NATO Heads of state and government at the meeting in London
NATO Heads of state and government at the meeting in London

Nawab Khan

BRUSSELS, Dec 8 (KUNA) -- Ahead of the NATO leaders meeting near London on Wednesday (4 December) a number of critical articles appeared in the western press focusing on disunity and divisions within the Alliance .
Yet, the short three-hour hour meeting organized to celebrate the 70th anniversary of the signing of the NATO treaty , the Alliance has come out strengthened and united, according to analysts and commentators.
The Atlantic alliance is in better shape after the London summit, Stefano Stefanini, a former Italian NATO representative, wrote in La Stampa Italian paper.
"Even if they don't agree on everything, the leaders did their best to avoid a conflict that would only have done harm.

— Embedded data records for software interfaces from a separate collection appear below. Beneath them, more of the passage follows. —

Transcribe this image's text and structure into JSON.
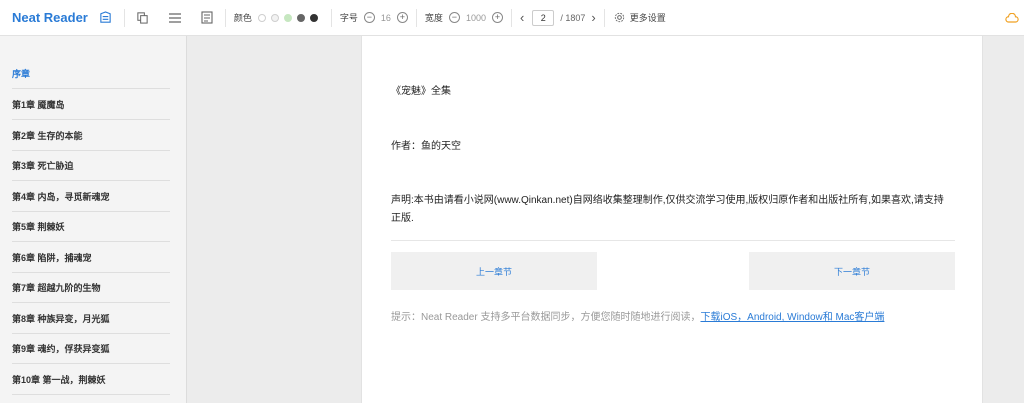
{
  "toolbar": {
    "app_name": "Neat Reader",
    "color_label": "颜色",
    "font_label": "字号",
    "font_size": "16",
    "width_label": "宽度",
    "width_value": "1000",
    "page_current": "2",
    "page_total": "/ 1807",
    "more_settings": "更多设置",
    "color_dots": [
      "#ffffff",
      "#f2f2f2",
      "#c6e7c0",
      "#666666",
      "#333333"
    ]
  },
  "sidebar": {
    "items": [
      {
        "label": "序章",
        "active": true
      },
      {
        "label": "第1章 魇魔岛"
      },
      {
        "label": "第2章 生存的本能"
      },
      {
        "label": "第3章 死亡胁迫"
      },
      {
        "label": "第4章 内岛，寻觅新魂宠"
      },
      {
        "label": "第5章 荆棘妖"
      },
      {
        "label": "第6章 陷阱，捕魂宠"
      },
      {
        "label": "第7章 超越九阶的生物"
      },
      {
        "label": "第8章 种族异变，月光狐"
      },
      {
        "label": "第9章 魂约，俘获异变狐"
      },
      {
        "label": "第10章 第一战，荆棘妖"
      }
    ]
  },
  "content": {
    "title": "《宠魅》全集",
    "author": "作者：鱼的天空",
    "statement_line1": "声明:本书由请看小说网(www.Qinkan.net)自网络收集整理制作,仅供交流学习使用,版权归原作者和出版社所有,如果喜欢,请支持",
    "statement_line2": "正版.",
    "prev_chapter": "上一章节",
    "next_chapter": "下一章节",
    "hint_text": "提示：Neat Reader 支持多平台数据同步，方便您随时随地进行阅读，",
    "hint_link": "下载iOS，Android, Window和 Mac客户端"
  }
}
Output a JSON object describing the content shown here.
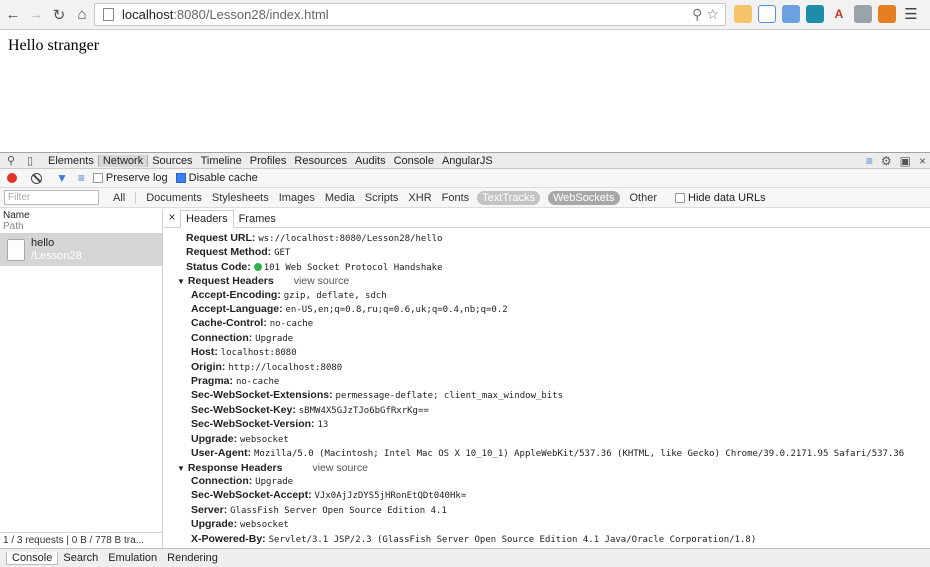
{
  "browser": {
    "url_host": "localhost",
    "url_rest": ":8080/Lesson28/index.html"
  },
  "page": {
    "text": "Hello stranger"
  },
  "devtools": {
    "tabs": [
      "Elements",
      "Network",
      "Sources",
      "Timeline",
      "Profiles",
      "Resources",
      "Audits",
      "Console",
      "AngularJS"
    ],
    "active_tab": "Network",
    "preserve_log": "Preserve log",
    "disable_cache": "Disable cache",
    "filter_placeholder": "Filter",
    "types": [
      "All",
      "Documents",
      "Stylesheets",
      "Images",
      "Media",
      "Scripts",
      "XHR",
      "Fonts",
      "TextTracks",
      "WebSockets",
      "Other"
    ],
    "hide_data_urls": "Hide data URLs",
    "col_name": "Name",
    "col_path": "Path",
    "request": {
      "name": "hello",
      "path": "/Lesson28"
    },
    "summary": "1 / 3 requests | 0 B / 778 B tra...",
    "detail_tabs": [
      "Headers",
      "Frames"
    ],
    "general": [
      {
        "k": "Request URL:",
        "v": "ws://localhost:8080/Lesson28/hello"
      },
      {
        "k": "Request Method:",
        "v": "GET"
      },
      {
        "k": "Status Code:",
        "v": "101 Web Socket Protocol Handshake"
      }
    ],
    "request_headers_title": "Request Headers",
    "view_source": "view source",
    "request_headers": [
      {
        "k": "Accept-Encoding:",
        "v": "gzip, deflate, sdch"
      },
      {
        "k": "Accept-Language:",
        "v": "en-US,en;q=0.8,ru;q=0.6,uk;q=0.4,nb;q=0.2"
      },
      {
        "k": "Cache-Control:",
        "v": "no-cache"
      },
      {
        "k": "Connection:",
        "v": "Upgrade"
      },
      {
        "k": "Host:",
        "v": "localhost:8080"
      },
      {
        "k": "Origin:",
        "v": "http://localhost:8080"
      },
      {
        "k": "Pragma:",
        "v": "no-cache"
      },
      {
        "k": "Sec-WebSocket-Extensions:",
        "v": "permessage-deflate; client_max_window_bits"
      },
      {
        "k": "Sec-WebSocket-Key:",
        "v": "sBMW4X5GJzTJo6bGfRxrKg=="
      },
      {
        "k": "Sec-WebSocket-Version:",
        "v": "13"
      },
      {
        "k": "Upgrade:",
        "v": "websocket"
      },
      {
        "k": "User-Agent:",
        "v": "Mozilla/5.0 (Macintosh; Intel Mac OS X 10_10_1) AppleWebKit/537.36 (KHTML, like Gecko) Chrome/39.0.2171.95 Safari/537.36"
      }
    ],
    "response_headers_title": "Response Headers",
    "response_headers": [
      {
        "k": "Connection:",
        "v": "Upgrade"
      },
      {
        "k": "Sec-WebSocket-Accept:",
        "v": "VJx0AjJzDYS5jHRonEtQDt040Hk="
      },
      {
        "k": "Server:",
        "v": "GlassFish Server Open Source Edition  4.1"
      },
      {
        "k": "Upgrade:",
        "v": "websocket"
      },
      {
        "k": "X-Powered-By:",
        "v": "Servlet/3.1 JSP/2.3 (GlassFish Server Open Source Edition  4.1  Java/Oracle Corporation/1.8)"
      }
    ],
    "drawer_tabs": [
      "Console",
      "Search",
      "Emulation",
      "Rendering"
    ]
  },
  "colors": {
    "status_ok": "#2fb34a",
    "record": "#e0342b",
    "accent": "#3b82f0"
  }
}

The differences are obvious, but so is the desire to remain together," he opined.
The German daily Frankfurter Allgemeine published a report titled "NATO demonstrates unity and strength at its summit." "The harmony stood in marked contrast to the debates preceding the 70th anniversary of the Alliance," it noted.
The host of the meeting UK Prime Minister Boris Johnson hailed the 29-member Alliance as "the most successful alliance in history." He stressed there was "very great solidarity" within the alliance. The British weekly the Economist recalled that "so much talk of "crisis" has surrounded NATO's 70th birthday year that it has been easy to forget there are reasons to celebrate. " "Not only has the alliance proved remarkably durable by historical standards, but since 2014 it has responded aptly to Russia's aggression in Ukraine, refocusing on its core mission of collective defence," it commented.
Even Turkish President Recep Tayyip Erdogan, backed down from his threat to use veto to block a NATO military plan to defend Eastern Europe in order to safeguard the unity of the Alliance.
NATO Secretary-General Jens Stoltenberg in his press conference after the meeting admitted that there are differences within the Alliance but underlined that NATO remains unified in its commitment to collective defence.
"Disagreements will always attract more attention than when we agree. We have to remember that we have had disagreements in this Alliance since the Suez Crisis in the 1950s, to the Iraq War in 2003, and many more," he noted.
"The strength of NATO is that we have always been able to overcome these differences and then unite around our core task: to protect and defend each other," he stressed.
The defecse spending of allies, excluding the United States, has jumped by USD 130 billion over the past five years, he pointed out.
He said NATO leaders also agreed on a new action plan to step up efforts in the fight against terrorism.
"All Allies remain committed to the fight against ISIS and our training mission in Iraq and the training mission in Afghanistan," said the former Norwegian Prime Minister.
A nine-point Declaration released after the meeting stressed "NATO remains the foundation for our collective defence and the essential forum for security consultations and decisions among Allies." "We have strengthened partnerships in our neighborhood and beyond, deepening political dialogue, support, and engagement with partner countries and international organizations," it noted. (end) nk.mb